SHERMAN, TEXAS— Austin College hosted the 8th Women’s Health Forum and Student Research Showcase titled “Modeling Cancer Progression and Impact of DNA Repair Regulation” on November 29, 2022. Ayesha Shafi ’09 Ph.D. assistant professor at the Uniformed Services University of the Health Sciences in Bethesda, Maryland, was the keynote speaker.
Shafi focuses her research at USU on defining the mechanisms and biomarkers of therapeutic resistant prostate cancer to develop better treatment strategies.
Dr. Lance Barton, biology professor, coordinates and oversees the conference. He said, “We always ask the keynote speaker to present about their career journey and their academic training, as well as their own research into cancer biology or women’s health issues. The goal is to engage the broader college community in discussions of diseases, research, and aspects of public health that will affect all of us directly or indirectly.”
Rounding out the Forum, Austin College students who participated in 2022 Summer Research and those in the current Developmental Biology course presented their posters.
The Forum is funded by a grant from the Discovery Foundation that supports student research and course-based undergraduate research experience (CURE) in cell biology.
“The goal is to showcase student projects in different disciplines and to enable students to interact with an off-campus researcher,” Barton said. “Since cancer develops from defects in basic cell biology, it can arise from almost any cell type in almost every organ and affect human physiology in a myriad of ways. Finding cures and preventative solutions to these chronic diseases requires innovative approaches and integration of knowledge from several disciplines or sub-disciplines.”

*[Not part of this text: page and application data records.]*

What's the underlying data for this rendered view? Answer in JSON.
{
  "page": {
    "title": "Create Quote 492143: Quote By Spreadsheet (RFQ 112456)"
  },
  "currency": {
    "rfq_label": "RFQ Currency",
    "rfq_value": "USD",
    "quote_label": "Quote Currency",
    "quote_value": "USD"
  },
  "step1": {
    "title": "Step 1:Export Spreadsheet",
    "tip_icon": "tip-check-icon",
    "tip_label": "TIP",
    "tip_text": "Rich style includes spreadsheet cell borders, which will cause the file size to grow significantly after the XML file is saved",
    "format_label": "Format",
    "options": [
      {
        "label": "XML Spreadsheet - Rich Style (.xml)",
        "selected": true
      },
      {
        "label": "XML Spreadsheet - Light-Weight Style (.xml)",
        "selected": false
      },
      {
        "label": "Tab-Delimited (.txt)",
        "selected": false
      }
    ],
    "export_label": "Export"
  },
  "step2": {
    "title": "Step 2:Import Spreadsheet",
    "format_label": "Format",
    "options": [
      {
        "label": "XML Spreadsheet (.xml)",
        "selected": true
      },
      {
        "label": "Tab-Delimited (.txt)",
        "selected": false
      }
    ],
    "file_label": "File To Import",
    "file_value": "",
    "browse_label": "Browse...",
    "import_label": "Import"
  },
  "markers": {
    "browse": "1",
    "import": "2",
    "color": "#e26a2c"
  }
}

The annual forum provides opportunities for students to practice communicating their knowledge and receive feedback on their project designs, hypotheses, and conclusions. “The ability to communicate technical and complex biological concepts to diverse audiences is a professional skill needed by every physician and scientist,” Barton said.